The records below are to be copied exactly, with their pictures left out.
─── Information given ───
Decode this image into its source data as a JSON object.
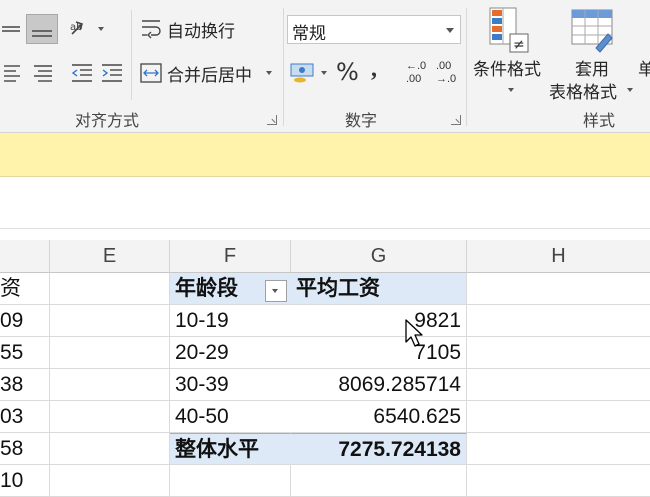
{
  "ribbon": {
    "wrap_text": "自动换行",
    "merge_center": "合并后居中",
    "number_format": "常规",
    "percent_symbol": "%",
    "comma_symbol": "͗",
    "conditional_format": "条件格式",
    "table_format_line1": "套用",
    "table_format_line2": "表格格式",
    "cut_label": "单",
    "groups": {
      "alignment": "对齐方式",
      "number": "数字",
      "styles": "样式"
    }
  },
  "columns": {
    "e": "E",
    "f": "F",
    "g": "G",
    "h": "H"
  },
  "left_cells": [
    "资",
    "09",
    "55",
    "38",
    "03",
    "58",
    "10"
  ],
  "pivot": {
    "header_label": "年龄段",
    "header_value": "平均工资",
    "rows": [
      {
        "label": "10-19",
        "value": "9821"
      },
      {
        "label": "20-29",
        "value": "7105"
      },
      {
        "label": "30-39",
        "value": "8069.285714"
      },
      {
        "label": "40-50",
        "value": "6540.625"
      }
    ],
    "total_label": "整体水平",
    "total_value": "7275.724138"
  },
  "colors": {
    "pivot_header_bg": "#dde9f7",
    "info_bar_bg": "#fff2ab",
    "ribbon_bg": "#f3f3f3"
  }
}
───
* _Finished task_
Decode this image into its source data as a JSON object.
{
  "ribbon": {
    "wrap_text": "自动换行",
    "merge_center": "合并后居中",
    "number_format": "常规",
    "percent_symbol": "%",
    "comma_symbol": "͗",
    "conditional_format": "条件格式",
    "table_format_line1": "套用",
    "table_format_line2": "表格格式",
    "cut_label": "单",
    "groups": {
      "alignment": "对齐方式",
      "number": "数字",
      "styles": "样式"
    }
  },
  "columns": {
    "e": "E",
    "f": "F",
    "g": "G",
    "h": "H"
  },
  "left_cells": [
    "资",
    "09",
    "55",
    "38",
    "03",
    "58",
    "10"
  ],
  "pivot": {
    "header_label": "年龄段",
    "header_value": "平均工资",
    "rows": [
      {
        "label": "10-19",
        "value": "9821"
      },
      {
        "label": "20-29",
        "value": "7105"
      },
      {
        "label": "30-39",
        "value": "8069.285714"
      },
      {
        "label": "40-50",
        "value": "6540.625"
      }
    ],
    "total_label": "整体水平",
    "total_value": "7275.724138"
  },
  "colors": {
    "pivot_header_bg": "#dde9f7",
    "info_bar_bg": "#fff2ab",
    "ribbon_bg": "#f3f3f3"
  }
}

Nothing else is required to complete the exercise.